What needs to be done: The job is to find each line in the entries holding the string "structured" and copy that line.
(Listed records Opens)
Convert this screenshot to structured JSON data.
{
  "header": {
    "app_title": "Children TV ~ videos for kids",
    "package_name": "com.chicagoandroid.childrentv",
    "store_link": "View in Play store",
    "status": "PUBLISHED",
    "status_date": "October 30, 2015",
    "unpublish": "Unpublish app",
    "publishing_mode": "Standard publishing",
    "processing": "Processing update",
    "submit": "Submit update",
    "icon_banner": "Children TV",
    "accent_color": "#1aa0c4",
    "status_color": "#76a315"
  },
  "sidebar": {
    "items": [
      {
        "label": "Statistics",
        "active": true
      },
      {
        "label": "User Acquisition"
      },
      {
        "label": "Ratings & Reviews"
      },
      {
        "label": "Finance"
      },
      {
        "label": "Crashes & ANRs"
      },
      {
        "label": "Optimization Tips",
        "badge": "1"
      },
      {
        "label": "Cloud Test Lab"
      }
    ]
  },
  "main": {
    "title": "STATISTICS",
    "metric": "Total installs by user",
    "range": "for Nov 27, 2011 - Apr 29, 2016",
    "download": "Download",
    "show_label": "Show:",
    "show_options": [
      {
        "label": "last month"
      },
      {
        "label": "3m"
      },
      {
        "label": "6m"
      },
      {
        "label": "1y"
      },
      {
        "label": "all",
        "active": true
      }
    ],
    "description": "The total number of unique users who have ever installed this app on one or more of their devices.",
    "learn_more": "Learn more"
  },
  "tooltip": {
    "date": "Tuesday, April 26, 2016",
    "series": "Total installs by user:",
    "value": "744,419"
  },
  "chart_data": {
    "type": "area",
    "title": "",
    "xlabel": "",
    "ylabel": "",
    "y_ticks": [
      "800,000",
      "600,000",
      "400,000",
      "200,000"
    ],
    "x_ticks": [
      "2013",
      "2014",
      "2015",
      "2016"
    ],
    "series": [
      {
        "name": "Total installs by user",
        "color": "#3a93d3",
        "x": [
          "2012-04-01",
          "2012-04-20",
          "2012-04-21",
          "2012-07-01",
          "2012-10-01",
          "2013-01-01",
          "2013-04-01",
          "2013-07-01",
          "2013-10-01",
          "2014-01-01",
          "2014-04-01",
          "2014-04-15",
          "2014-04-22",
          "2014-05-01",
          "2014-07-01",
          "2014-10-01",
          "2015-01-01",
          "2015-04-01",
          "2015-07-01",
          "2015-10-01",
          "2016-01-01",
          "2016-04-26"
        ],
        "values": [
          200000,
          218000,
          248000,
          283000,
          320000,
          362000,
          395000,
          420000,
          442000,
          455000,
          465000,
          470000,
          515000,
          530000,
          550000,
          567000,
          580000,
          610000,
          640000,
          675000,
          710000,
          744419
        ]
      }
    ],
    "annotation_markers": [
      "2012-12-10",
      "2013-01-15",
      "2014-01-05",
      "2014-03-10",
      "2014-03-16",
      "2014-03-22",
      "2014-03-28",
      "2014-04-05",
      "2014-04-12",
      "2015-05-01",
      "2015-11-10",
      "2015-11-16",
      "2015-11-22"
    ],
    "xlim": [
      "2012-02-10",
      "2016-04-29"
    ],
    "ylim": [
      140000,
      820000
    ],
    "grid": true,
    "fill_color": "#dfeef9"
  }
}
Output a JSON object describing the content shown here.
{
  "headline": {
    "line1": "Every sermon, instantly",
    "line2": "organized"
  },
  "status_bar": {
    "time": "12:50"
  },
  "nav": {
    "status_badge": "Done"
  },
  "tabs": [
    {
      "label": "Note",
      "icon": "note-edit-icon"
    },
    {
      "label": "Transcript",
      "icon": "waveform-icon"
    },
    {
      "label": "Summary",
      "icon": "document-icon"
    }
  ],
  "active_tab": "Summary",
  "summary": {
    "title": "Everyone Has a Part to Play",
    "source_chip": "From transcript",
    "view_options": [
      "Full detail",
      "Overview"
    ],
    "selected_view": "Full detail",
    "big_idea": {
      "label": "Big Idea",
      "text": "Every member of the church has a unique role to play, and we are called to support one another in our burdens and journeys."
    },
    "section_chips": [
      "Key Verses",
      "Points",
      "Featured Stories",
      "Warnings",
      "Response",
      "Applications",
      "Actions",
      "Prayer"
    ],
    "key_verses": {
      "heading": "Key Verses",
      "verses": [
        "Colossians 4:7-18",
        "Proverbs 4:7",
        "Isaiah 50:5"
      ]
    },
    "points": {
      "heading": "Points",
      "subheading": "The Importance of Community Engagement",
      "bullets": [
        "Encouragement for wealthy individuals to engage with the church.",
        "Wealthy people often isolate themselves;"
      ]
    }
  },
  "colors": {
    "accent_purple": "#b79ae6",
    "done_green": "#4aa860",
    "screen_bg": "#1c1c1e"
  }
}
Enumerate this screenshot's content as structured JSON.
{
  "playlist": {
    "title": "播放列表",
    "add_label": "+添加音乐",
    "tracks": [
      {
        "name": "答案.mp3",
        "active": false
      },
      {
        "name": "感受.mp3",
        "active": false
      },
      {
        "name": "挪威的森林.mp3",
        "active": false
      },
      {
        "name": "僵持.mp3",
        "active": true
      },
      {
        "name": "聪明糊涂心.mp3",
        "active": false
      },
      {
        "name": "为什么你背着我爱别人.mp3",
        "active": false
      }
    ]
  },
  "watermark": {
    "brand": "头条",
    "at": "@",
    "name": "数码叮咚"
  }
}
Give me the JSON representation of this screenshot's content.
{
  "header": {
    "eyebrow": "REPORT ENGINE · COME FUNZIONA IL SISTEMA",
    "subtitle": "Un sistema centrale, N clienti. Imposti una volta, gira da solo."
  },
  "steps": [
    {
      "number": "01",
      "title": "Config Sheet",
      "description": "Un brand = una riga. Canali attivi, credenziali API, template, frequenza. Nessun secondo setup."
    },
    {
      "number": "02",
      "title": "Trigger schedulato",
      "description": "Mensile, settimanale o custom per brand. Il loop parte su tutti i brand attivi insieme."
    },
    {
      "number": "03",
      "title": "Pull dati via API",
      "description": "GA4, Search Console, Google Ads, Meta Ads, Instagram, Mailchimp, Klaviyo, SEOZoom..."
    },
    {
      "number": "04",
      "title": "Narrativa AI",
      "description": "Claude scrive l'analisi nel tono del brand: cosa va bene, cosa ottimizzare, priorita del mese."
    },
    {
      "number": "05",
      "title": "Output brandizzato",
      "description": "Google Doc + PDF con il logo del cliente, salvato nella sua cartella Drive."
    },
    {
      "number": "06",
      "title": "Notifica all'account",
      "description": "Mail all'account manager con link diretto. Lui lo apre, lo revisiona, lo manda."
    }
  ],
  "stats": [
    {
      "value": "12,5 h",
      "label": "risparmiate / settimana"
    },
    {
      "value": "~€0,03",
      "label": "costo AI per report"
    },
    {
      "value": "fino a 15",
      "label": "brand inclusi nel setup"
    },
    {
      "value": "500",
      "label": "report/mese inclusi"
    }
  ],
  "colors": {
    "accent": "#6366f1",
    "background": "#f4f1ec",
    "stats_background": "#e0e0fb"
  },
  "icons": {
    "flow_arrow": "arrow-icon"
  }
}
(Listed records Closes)
Your solution:
Convert this screenshot to structured JSON data.
Enumerate this screenshot's content as structured JSON.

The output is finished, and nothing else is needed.